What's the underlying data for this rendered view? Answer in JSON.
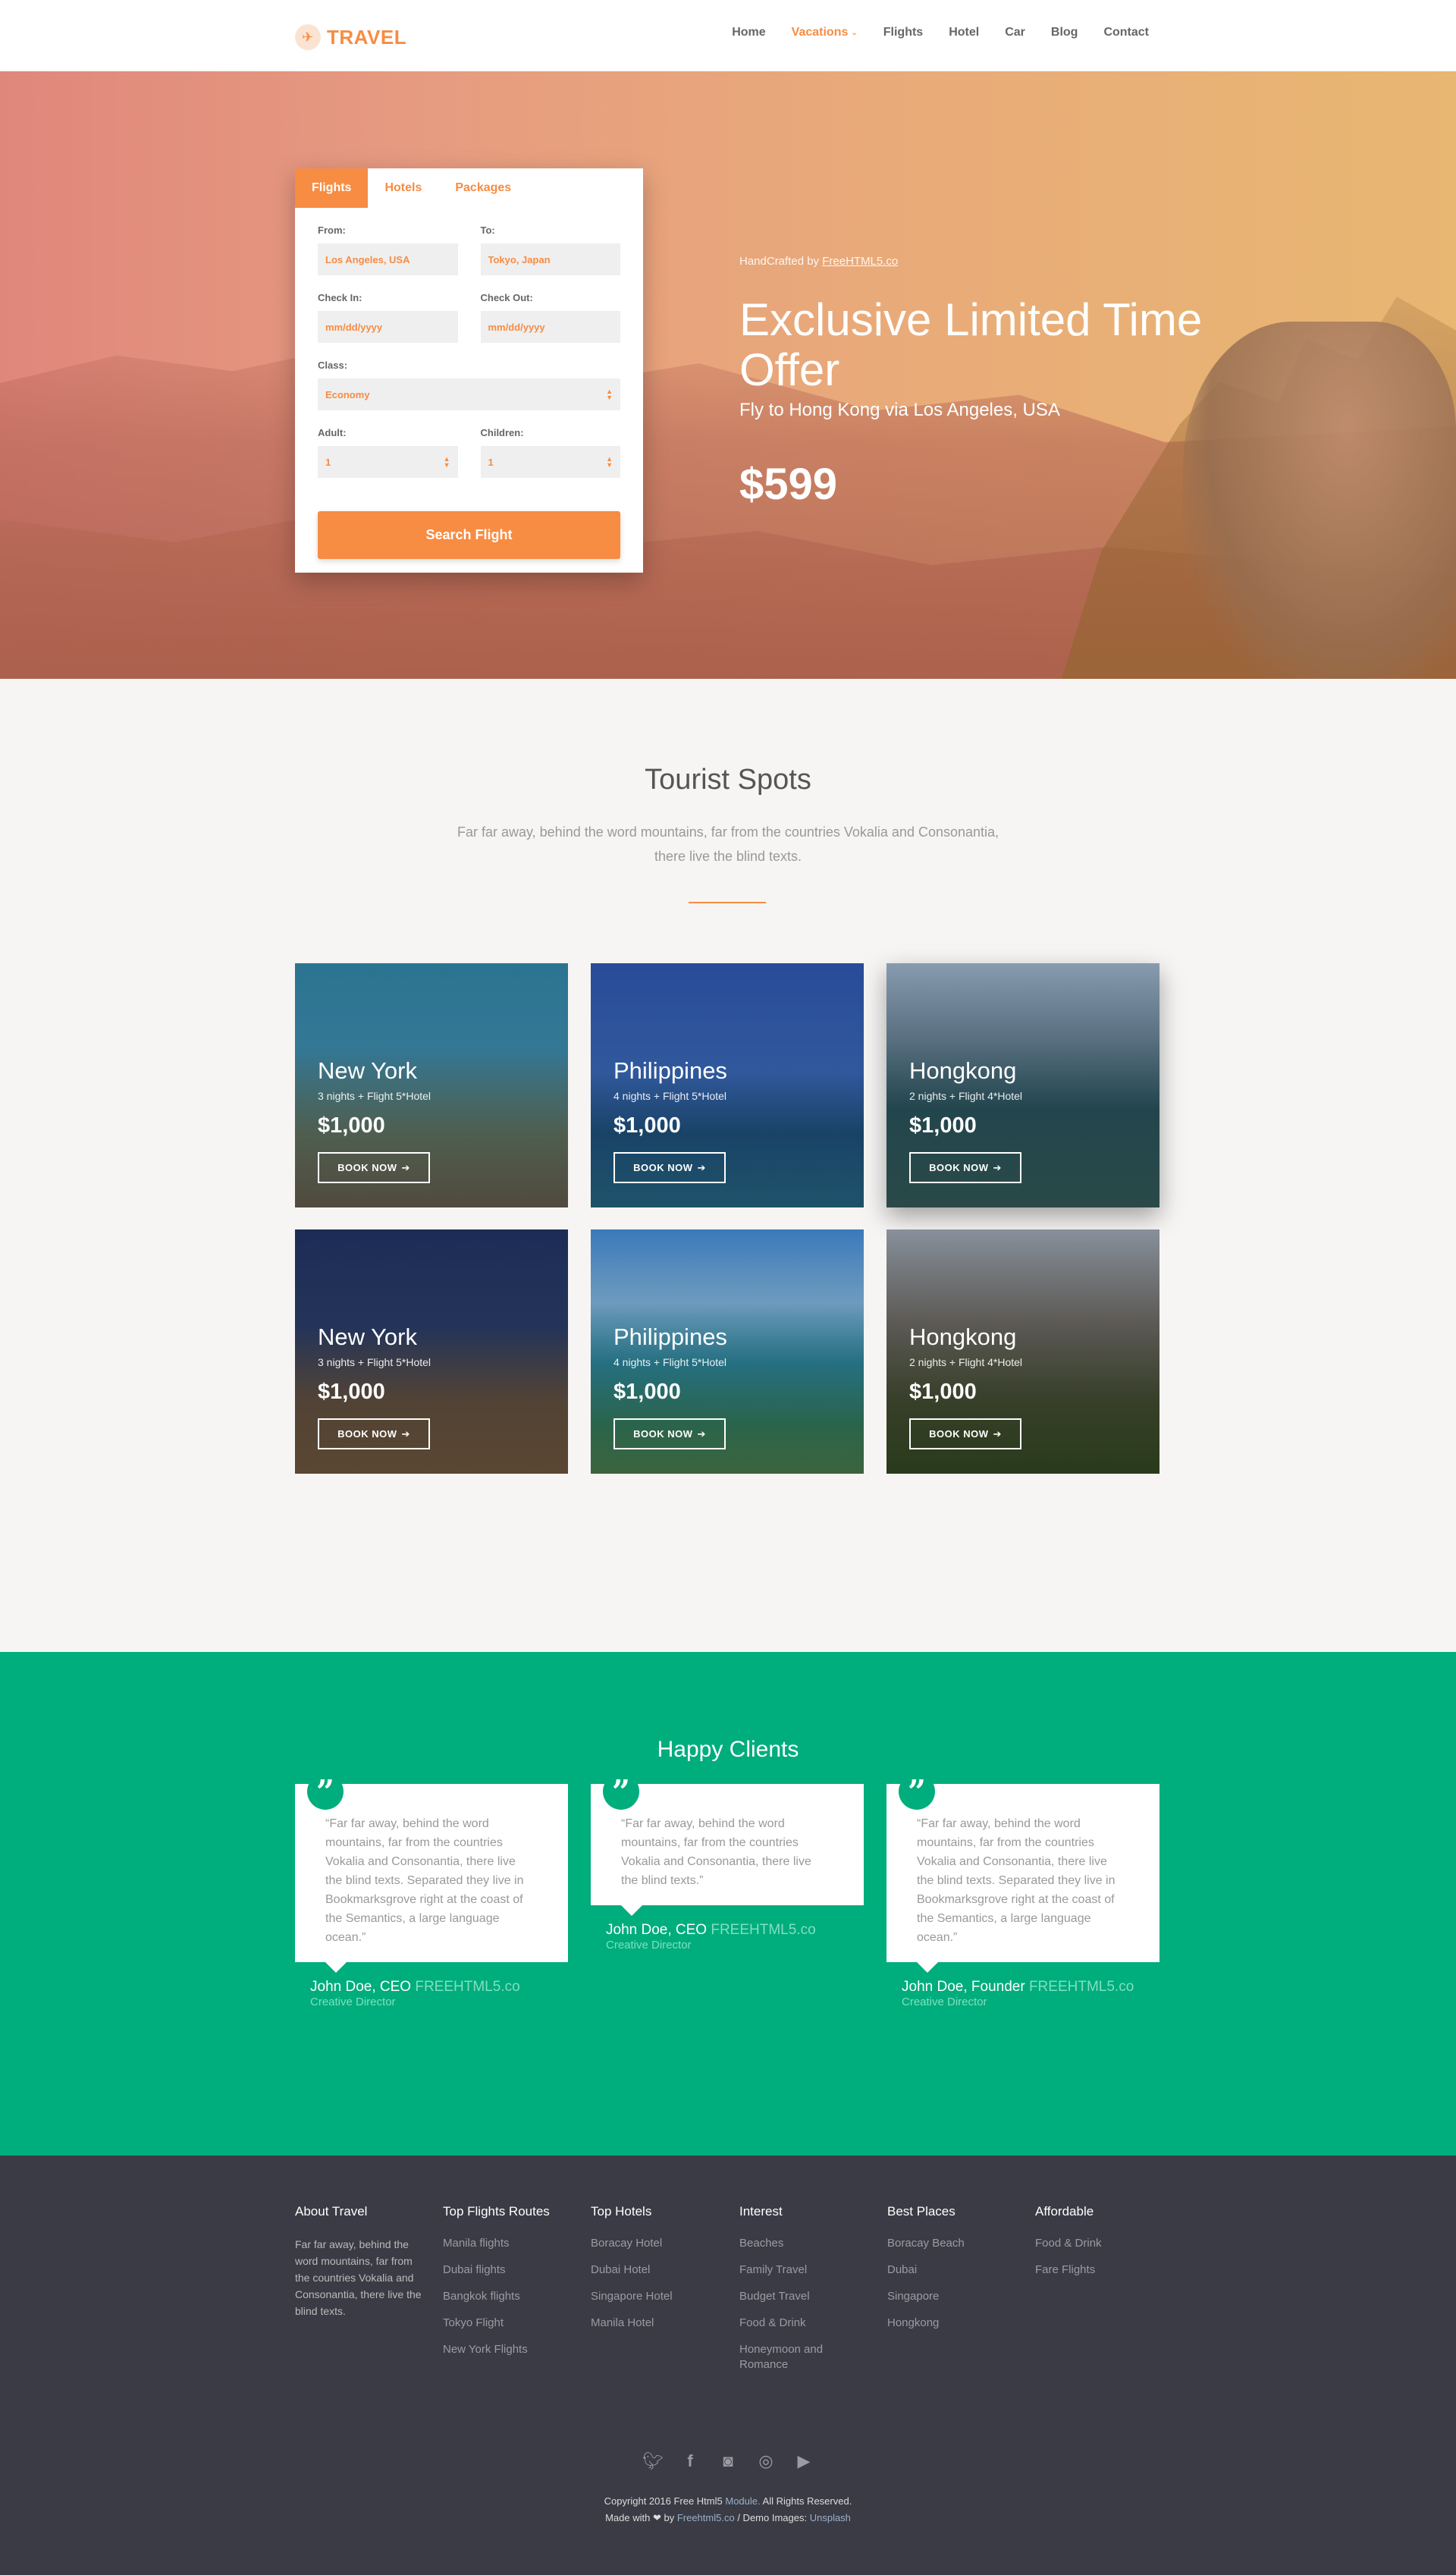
{
  "nav": {
    "logo": "TRAVEL",
    "items": [
      "Home",
      "Vacations",
      "Flights",
      "Hotel",
      "Car",
      "Blog",
      "Contact"
    ]
  },
  "search": {
    "tabs": [
      "Flights",
      "Hotels",
      "Packages"
    ],
    "from_label": "From:",
    "from_value": "Los Angeles, USA",
    "to_label": "To:",
    "to_value": "Tokyo, Japan",
    "checkin_label": "Check In:",
    "checkin_value": "mm/dd/yyyy",
    "checkout_label": "Check Out:",
    "checkout_value": "mm/dd/yyyy",
    "class_label": "Class:",
    "class_value": "Economy",
    "adult_label": "Adult:",
    "adult_value": "1",
    "children_label": "Children:",
    "children_value": "1",
    "button": "Search Flight"
  },
  "offer": {
    "handcrafted": "HandCrafted by",
    "handcrafted_link": "FreeHTML5.co",
    "title": "Exclusive Limited Time Offer",
    "subtitle": "Fly to Hong Kong via Los Angeles, USA",
    "price": "$599"
  },
  "tourist": {
    "title": "Tourist Spots",
    "lead": "Far far away, behind the word mountains, far from the countries Vokalia and Consonantia, there live the blind texts.",
    "cards": [
      {
        "city": "New York",
        "info": "3 nights + Flight 5*Hotel",
        "price": "$1,000",
        "button": "BOOK NOW"
      },
      {
        "city": "Philippines",
        "info": "4 nights + Flight 5*Hotel",
        "price": "$1,000",
        "button": "BOOK NOW"
      },
      {
        "city": "Hongkong",
        "info": "2 nights + Flight 4*Hotel",
        "price": "$1,000",
        "button": "BOOK NOW"
      },
      {
        "city": "New York",
        "info": "3 nights + Flight 5*Hotel",
        "price": "$1,000",
        "button": "BOOK NOW"
      },
      {
        "city": "Philippines",
        "info": "4 nights + Flight 5*Hotel",
        "price": "$1,000",
        "button": "BOOK NOW"
      },
      {
        "city": "Hongkong",
        "info": "2 nights + Flight 4*Hotel",
        "price": "$1,000",
        "button": "BOOK NOW"
      }
    ]
  },
  "clients": {
    "title": "Happy Clients",
    "testimonials": [
      {
        "quote": "“Far far away, behind the word mountains, far from the countries Vokalia and Consonantia, there live the blind texts. Separated they live in Bookmarksgrove right at the coast of the Semantics, a large language ocean.”",
        "name": "John Doe, CEO",
        "brand": "FREEHTML5.co",
        "role": "Creative Director"
      },
      {
        "quote": "“Far far away, behind the word mountains, far from the countries Vokalia and Consonantia, there live the blind texts.”",
        "name": "John Doe, CEO",
        "brand": "FREEHTML5.co",
        "role": "Creative Director"
      },
      {
        "quote": "“Far far away, behind the word mountains, far from the countries Vokalia and Consonantia, there live the blind texts. Separated they live in Bookmarksgrove right at the coast of the Semantics, a large language ocean.”",
        "name": "John Doe, Founder",
        "brand": "FREEHTML5.co",
        "role": "Creative Director"
      }
    ]
  },
  "footer": {
    "about_title": "About Travel",
    "about_text": "Far far away, behind the word mountains, far from the countries Vokalia and Consonantia, there live the blind texts.",
    "columns": [
      {
        "title": "Top Flights Routes",
        "links": [
          "Manila flights",
          "Dubai flights",
          "Bangkok flights",
          "Tokyo Flight",
          "New York Flights"
        ]
      },
      {
        "title": "Top Hotels",
        "links": [
          "Boracay Hotel",
          "Dubai Hotel",
          "Singapore Hotel",
          "Manila Hotel"
        ]
      },
      {
        "title": "Interest",
        "links": [
          "Beaches",
          "Family Travel",
          "Budget Travel",
          "Food & Drink",
          "Honeymoon and Romance"
        ]
      },
      {
        "title": "Best Places",
        "links": [
          "Boracay Beach",
          "Dubai",
          "Singapore",
          "Hongkong"
        ]
      },
      {
        "title": "Affordable",
        "links": [
          "Food & Drink",
          "Fare Flights"
        ]
      }
    ],
    "social_icons": [
      "twitter-icon",
      "facebook-icon",
      "instagram-icon",
      "dribbble-icon",
      "youtube-icon"
    ],
    "copyright_1": "Copyright 2016 Free Html5",
    "copyright_module": "Module.",
    "copyright_2": "All Rights Reserved.",
    "made_with": "Made with",
    "made_by": "by",
    "made_link": "Freehtml5.co",
    "demo_images": "/ Demo Images:",
    "demo_link": "Unsplash"
  },
  "colors": {
    "accent": "#f78c43",
    "green": "#00ad7c",
    "footer": "#3a3b44"
  }
}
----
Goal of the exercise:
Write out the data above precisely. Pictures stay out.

Expected answer:
What's the underlying data for this rendered view? Answer in JSON.
{
  "nav": {
    "logo": "TRAVEL",
    "items": [
      "Home",
      "Vacations",
      "Flights",
      "Hotel",
      "Car",
      "Blog",
      "Contact"
    ]
  },
  "search": {
    "tabs": [
      "Flights",
      "Hotels",
      "Packages"
    ],
    "from_label": "From:",
    "from_value": "Los Angeles, USA",
    "to_label": "To:",
    "to_value": "Tokyo, Japan",
    "checkin_label": "Check In:",
    "checkin_value": "mm/dd/yyyy",
    "checkout_label": "Check Out:",
    "checkout_value": "mm/dd/yyyy",
    "class_label": "Class:",
    "class_value": "Economy",
    "adult_label": "Adult:",
    "adult_value": "1",
    "children_label": "Children:",
    "children_value": "1",
    "button": "Search Flight"
  },
  "offer": {
    "handcrafted": "HandCrafted by",
    "handcrafted_link": "FreeHTML5.co",
    "title": "Exclusive Limited Time Offer",
    "subtitle": "Fly to Hong Kong via Los Angeles, USA",
    "price": "$599"
  },
  "tourist": {
    "title": "Tourist Spots",
    "lead": "Far far away, behind the word mountains, far from the countries Vokalia and Consonantia, there live the blind texts.",
    "cards": [
      {
        "city": "New York",
        "info": "3 nights + Flight 5*Hotel",
        "price": "$1,000",
        "button": "BOOK NOW"
      },
      {
        "city": "Philippines",
        "info": "4 nights + Flight 5*Hotel",
        "price": "$1,000",
        "button": "BOOK NOW"
      },
      {
        "city": "Hongkong",
        "info": "2 nights + Flight 4*Hotel",
        "price": "$1,000",
        "button": "BOOK NOW"
      },
      {
        "city": "New York",
        "info": "3 nights + Flight 5*Hotel",
        "price": "$1,000",
        "button": "BOOK NOW"
      },
      {
        "city": "Philippines",
        "info": "4 nights + Flight 5*Hotel",
        "price": "$1,000",
        "button": "BOOK NOW"
      },
      {
        "city": "Hongkong",
        "info": "2 nights + Flight 4*Hotel",
        "price": "$1,000",
        "button": "BOOK NOW"
      }
    ]
  },
  "clients": {
    "title": "Happy Clients",
    "testimonials": [
      {
        "quote": "“Far far away, behind the word mountains, far from the countries Vokalia and Consonantia, there live the blind texts. Separated they live in Bookmarksgrove right at the coast of the Semantics, a large language ocean.”",
        "name": "John Doe, CEO",
        "brand": "FREEHTML5.co",
        "role": "Creative Director"
      },
      {
        "quote": "“Far far away, behind the word mountains, far from the countries Vokalia and Consonantia, there live the blind texts.”",
        "name": "John Doe, CEO",
        "brand": "FREEHTML5.co",
        "role": "Creative Director"
      },
      {
        "quote": "“Far far away, behind the word mountains, far from the countries Vokalia and Consonantia, there live the blind texts. Separated they live in Bookmarksgrove right at the coast of the Semantics, a large language ocean.”",
        "name": "John Doe, Founder",
        "brand": "FREEHTML5.co",
        "role": "Creative Director"
      }
    ]
  },
  "footer": {
    "about_title": "About Travel",
    "about_text": "Far far away, behind the word mountains, far from the countries Vokalia and Consonantia, there live the blind texts.",
    "columns": [
      {
        "title": "Top Flights Routes",
        "links": [
          "Manila flights",
          "Dubai flights",
          "Bangkok flights",
          "Tokyo Flight",
          "New York Flights"
        ]
      },
      {
        "title": "Top Hotels",
        "links": [
          "Boracay Hotel",
          "Dubai Hotel",
          "Singapore Hotel",
          "Manila Hotel"
        ]
      },
      {
        "title": "Interest",
        "links": [
          "Beaches",
          "Family Travel",
          "Budget Travel",
          "Food & Drink",
          "Honeymoon and Romance"
        ]
      },
      {
        "title": "Best Places",
        "links": [
          "Boracay Beach",
          "Dubai",
          "Singapore",
          "Hongkong"
        ]
      },
      {
        "title": "Affordable",
        "links": [
          "Food & Drink",
          "Fare Flights"
        ]
      }
    ],
    "social_icons": [
      "twitter-icon",
      "facebook-icon",
      "instagram-icon",
      "dribbble-icon",
      "youtube-icon"
    ],
    "copyright_1": "Copyright 2016 Free Html5",
    "copyright_module": "Module.",
    "copyright_2": "All Rights Reserved.",
    "made_with": "Made with",
    "made_by": "by",
    "made_link": "Freehtml5.co",
    "demo_images": "/ Demo Images:",
    "demo_link": "Unsplash"
  },
  "colors": {
    "accent": "#f78c43",
    "green": "#00ad7c",
    "footer": "#3a3b44"
  }
}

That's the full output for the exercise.